Teen cyberbullying is more common than most of us think. The good news: Parents can combat the negative consequences.
Did you know some teens are checking their social media pages more than 100 times a day? That's one of the shocking stats to come out of #Being13: Inside the Secret World of Teens, a study by CNN that took a deep dive into the social media worlds of 200 typical teens.
Perhaps more disturbing, though, is the reason behind these kids' impulsive behavior—nearly a quarter said they were logging in simply to make sure no one was saying mean things about them. One study participant named Zack said he regularly follows the accounts of his "enemies" so he can keep tabs on their conversations. "I want to see what they're talking about and if they're talking about me. Because if they're talking about me, I'm going to talk about them," he said.
"We see a lot of evidence of, if not out-right addiction to social media, a heavy dependence on it," said sociologist Robert Faris, a school bullying and youth aggression researcher who co-authored the study. "There's a lot of anxiety about what's going on online, when they're not actually online, so that leads to compulsive checking."
And it seems these kids' fears aren't unfounded. The study—which had more than 200 eighth-graders from six different states share the content of their Facebook, Instagram, and Twitter feeds for six months (which added up to 150,000 posts and messages, by the way!)—discovered a lot of bullying. "Go die. Stop trying to be popular. Holy s**t your (sic) ugly," read one social media post sent to a girl in the study.
- RELATED: How to Identify Bullying
Shocked? You're not alone. According to the study, almost all parents (94 percent) underestimated the amount of fighting happening on social media.
The good news? Parents make a huge difference. "Parent monitoring effectively erased the negative effects of online conflicts," Fairs said.
Because cyberbullying can have a host of negative effects—from anxiety to substance abuse, self-harm, and even suicidal thoughts or actions—it's worth it to keep a close eye on your child's social media activity.

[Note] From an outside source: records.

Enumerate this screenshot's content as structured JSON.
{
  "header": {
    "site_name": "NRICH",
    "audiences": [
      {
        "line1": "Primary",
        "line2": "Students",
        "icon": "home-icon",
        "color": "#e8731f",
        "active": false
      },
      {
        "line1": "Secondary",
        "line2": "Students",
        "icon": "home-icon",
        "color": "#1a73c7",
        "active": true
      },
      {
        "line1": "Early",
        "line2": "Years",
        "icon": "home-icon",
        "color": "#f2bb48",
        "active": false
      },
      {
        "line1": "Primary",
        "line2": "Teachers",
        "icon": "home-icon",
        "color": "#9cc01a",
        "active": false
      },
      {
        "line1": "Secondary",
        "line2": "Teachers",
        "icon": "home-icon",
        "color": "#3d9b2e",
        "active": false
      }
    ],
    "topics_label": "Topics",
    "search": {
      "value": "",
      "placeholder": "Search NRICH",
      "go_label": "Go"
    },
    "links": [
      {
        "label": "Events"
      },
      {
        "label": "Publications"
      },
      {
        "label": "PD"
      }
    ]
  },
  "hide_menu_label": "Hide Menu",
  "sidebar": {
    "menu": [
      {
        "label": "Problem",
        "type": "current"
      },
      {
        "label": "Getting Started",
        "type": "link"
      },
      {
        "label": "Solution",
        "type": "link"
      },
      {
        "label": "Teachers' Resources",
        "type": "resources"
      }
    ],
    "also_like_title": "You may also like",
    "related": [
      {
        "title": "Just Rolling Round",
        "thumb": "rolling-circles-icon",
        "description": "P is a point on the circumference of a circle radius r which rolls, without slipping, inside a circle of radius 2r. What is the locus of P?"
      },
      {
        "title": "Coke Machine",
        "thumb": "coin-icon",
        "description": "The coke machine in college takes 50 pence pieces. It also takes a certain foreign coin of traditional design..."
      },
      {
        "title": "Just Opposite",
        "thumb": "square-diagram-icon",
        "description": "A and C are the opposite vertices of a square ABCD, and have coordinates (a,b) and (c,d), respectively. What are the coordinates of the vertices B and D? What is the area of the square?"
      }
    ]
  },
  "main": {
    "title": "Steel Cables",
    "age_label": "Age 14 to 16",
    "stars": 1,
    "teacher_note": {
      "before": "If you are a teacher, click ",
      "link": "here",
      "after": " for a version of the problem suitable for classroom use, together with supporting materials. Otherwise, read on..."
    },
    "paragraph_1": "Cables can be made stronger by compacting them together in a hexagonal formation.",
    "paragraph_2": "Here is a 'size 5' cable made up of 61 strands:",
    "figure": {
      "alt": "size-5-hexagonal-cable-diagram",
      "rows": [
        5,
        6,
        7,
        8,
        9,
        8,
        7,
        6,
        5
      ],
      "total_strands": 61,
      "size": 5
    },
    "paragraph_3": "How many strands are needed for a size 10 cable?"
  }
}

"Between texting, social media sites, and live video streaming, cyberbullying is easier than ever, but the signs are often difficult to spot," says Yoko Liriano, director of city-wide teen programs for the YMCA of Greater New York. Here, Liriano offers six tips to help protect your child from the harmful effects of cyberbullying.
- Get face time with your kidsthe old-fashioned way. Spend time with your kids every day and give them your full, undivided attention. Turn off cell phones, TVs, and computers to create a conversation-friendly environment.
- Learn the signs. A child who is being bullied may have a loss of appetite, lose interest in favorite activities, and withdraw socially and emotionally in other ways. Watch for changes in behavior and seek help if you suspect something is wrong.
- Be available to talk, but don't force it. Kids may feel embarrassed, ashamed, angry, or confused about being bullied, and it may be difficult for them to talk about it with you. Give them time to open up and let them know you are there and will be supportive if they need your help.
- Let them know it's not their fault. Never blame a child for being bullied or for not "fighting back." It can be helpful to share one or two your own personal stories so they know they aren'tthe only ones to experience this kind of behavior or feel the way they do.
- Help find positive ways for them to feel empowered and regain self-esteem. Show that you are committed to helping them resolve the issue, and talk through ways to address or cope with the bullying behavior.
- Be a model for kind behavior. Set the right example for your kids and avoid making negative or bullying comments about others—online or in person.
Kaitlin Ahern is the Editor of Parents.com. She lives in Brooklyn, loves to run and cook, and spends more time on social media than she cares to admit. Follow her on Instagram.